═══ Data for this exercise ═══

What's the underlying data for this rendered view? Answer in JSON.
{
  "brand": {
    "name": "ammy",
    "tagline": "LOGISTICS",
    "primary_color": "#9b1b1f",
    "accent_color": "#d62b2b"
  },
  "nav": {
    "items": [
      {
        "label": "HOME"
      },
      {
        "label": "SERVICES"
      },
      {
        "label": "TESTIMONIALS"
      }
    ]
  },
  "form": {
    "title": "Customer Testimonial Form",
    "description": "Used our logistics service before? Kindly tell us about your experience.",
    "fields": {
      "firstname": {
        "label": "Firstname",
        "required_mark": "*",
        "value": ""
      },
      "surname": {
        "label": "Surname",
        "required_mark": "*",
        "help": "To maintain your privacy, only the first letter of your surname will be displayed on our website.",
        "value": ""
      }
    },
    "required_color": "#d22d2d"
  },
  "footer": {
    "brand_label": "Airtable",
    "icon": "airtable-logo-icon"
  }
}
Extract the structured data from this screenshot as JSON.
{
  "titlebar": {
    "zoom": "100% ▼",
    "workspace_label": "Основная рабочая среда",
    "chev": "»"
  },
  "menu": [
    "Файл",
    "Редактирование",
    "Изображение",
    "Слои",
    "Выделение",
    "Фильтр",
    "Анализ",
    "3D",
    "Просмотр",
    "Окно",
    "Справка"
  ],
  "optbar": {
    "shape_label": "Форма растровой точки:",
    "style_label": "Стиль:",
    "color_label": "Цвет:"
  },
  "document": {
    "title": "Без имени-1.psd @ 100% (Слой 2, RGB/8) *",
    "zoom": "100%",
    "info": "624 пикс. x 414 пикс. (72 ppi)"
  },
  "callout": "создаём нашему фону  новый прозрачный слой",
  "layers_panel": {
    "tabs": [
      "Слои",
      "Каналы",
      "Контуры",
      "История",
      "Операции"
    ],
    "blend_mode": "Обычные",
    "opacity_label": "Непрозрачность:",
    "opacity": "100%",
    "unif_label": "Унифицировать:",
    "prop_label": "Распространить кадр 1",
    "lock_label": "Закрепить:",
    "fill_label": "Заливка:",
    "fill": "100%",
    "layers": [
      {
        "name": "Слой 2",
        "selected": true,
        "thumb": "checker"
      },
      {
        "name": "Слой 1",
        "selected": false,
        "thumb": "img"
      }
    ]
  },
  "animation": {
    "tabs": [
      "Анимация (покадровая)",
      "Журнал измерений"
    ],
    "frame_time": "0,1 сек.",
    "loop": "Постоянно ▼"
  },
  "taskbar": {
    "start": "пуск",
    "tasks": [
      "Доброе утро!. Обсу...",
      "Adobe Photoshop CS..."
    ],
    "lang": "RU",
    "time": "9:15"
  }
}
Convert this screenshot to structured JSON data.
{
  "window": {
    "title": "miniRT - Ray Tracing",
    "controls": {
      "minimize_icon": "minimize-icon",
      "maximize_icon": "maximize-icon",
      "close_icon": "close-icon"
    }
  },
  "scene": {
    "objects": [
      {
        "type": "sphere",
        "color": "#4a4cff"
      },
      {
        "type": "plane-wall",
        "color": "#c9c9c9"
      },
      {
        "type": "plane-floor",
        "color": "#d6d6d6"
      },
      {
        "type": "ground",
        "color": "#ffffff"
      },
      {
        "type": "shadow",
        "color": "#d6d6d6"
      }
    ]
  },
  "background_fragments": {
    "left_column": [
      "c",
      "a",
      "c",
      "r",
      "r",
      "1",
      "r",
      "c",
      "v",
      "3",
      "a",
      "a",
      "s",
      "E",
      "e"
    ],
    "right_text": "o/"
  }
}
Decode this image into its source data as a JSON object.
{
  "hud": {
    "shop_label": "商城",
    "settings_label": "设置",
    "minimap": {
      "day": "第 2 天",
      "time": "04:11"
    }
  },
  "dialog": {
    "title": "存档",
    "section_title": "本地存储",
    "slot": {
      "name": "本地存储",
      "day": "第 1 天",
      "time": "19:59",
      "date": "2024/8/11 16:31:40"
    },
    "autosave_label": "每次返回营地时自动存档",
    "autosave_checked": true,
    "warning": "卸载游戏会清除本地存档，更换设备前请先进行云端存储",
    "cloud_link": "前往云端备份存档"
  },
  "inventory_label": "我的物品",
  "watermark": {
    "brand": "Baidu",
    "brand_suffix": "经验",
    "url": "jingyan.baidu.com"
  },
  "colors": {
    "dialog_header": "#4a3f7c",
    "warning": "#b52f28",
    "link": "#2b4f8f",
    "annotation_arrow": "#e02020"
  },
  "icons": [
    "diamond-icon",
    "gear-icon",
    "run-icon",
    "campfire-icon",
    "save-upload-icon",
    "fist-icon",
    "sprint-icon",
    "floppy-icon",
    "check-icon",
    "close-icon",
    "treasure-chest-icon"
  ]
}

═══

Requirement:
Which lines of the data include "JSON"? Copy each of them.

Result below:
What's the underlying data for this rendered view? Answer in JSON.
Extract the structured data from this screenshot as JSON.
Convert this screenshot to structured JSON data.
Decode this image into its source data as a JSON object.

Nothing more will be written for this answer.